In Castle Rock, Colo., IT Operations Manager Travis Brower replaced several small uninterruptible power supply systems with one large, high-end Tripp Lite UPS device to protect the town from power fluctuations and outages. The benefits include energy savings and easier management. Combine the power and cooling gear with server virtualization, and the results are impressive.
"In the past, it would take two weeks to order new hardware, have it delivered and get it installed from scratch," says Slade Walter, Castle Rock's senior desktop technician. "Now you can get a new server up and running within an hour."
Other projects winning approval from state and local government include consolidation of all shapes and sizes, sharing fiber and deploying business intelligence tools. Learn more about these implementations in "Smart Spending".
IT managers prove their mettle every day running their state or local government operations. But even the best planning can't fully prepare them for the occasional IT nightmare that sends shivers down their spines.
Consider all of the things that could go wrong: A pipe bursts and floods the data center, WAN traffic grinds to a halt, a lost notebook exposes thousands of citizens' Social Security numbers, the latest virus takes out a server, or a storage failure stops citizens from renewing their driver's licenses or making tax payments for several days.

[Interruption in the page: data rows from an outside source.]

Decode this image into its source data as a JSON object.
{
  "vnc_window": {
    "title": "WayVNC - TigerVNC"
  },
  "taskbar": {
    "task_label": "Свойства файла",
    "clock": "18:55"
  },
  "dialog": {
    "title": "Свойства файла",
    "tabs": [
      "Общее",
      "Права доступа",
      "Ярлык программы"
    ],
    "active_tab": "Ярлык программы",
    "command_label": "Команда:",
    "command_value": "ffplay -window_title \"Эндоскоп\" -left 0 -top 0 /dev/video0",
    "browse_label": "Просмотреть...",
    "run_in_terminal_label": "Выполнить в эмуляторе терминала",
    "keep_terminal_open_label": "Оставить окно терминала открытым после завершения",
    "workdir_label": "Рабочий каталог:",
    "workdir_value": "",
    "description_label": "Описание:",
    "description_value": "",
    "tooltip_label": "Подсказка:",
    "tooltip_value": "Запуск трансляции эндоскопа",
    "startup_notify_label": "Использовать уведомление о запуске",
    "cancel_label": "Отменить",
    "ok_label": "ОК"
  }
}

But a bad situation may offer the opportunity for IT to not only fix the problem, but also better position the organization for the future. That's what Matt Ceniceros did after arriving on the job as IT coordinator of Grand County, Utah. The network he inherited was falling apart, and there was no strategic IT plan -- in fact, not much in the way of plans of any kind.
"You've got to wear a lot of hats to overcome a tough situation like this," Ceniceros says. He relied on his technical knowledge, business acumen and communication skills to deploy a standardized IT environment and enact proper policies and procedures. For more details about Grand County and how other localities have overcome their IT obstacles, turn to "Wake Up from Your IT Nightmares".
Ryan Petersen, Editor in Chief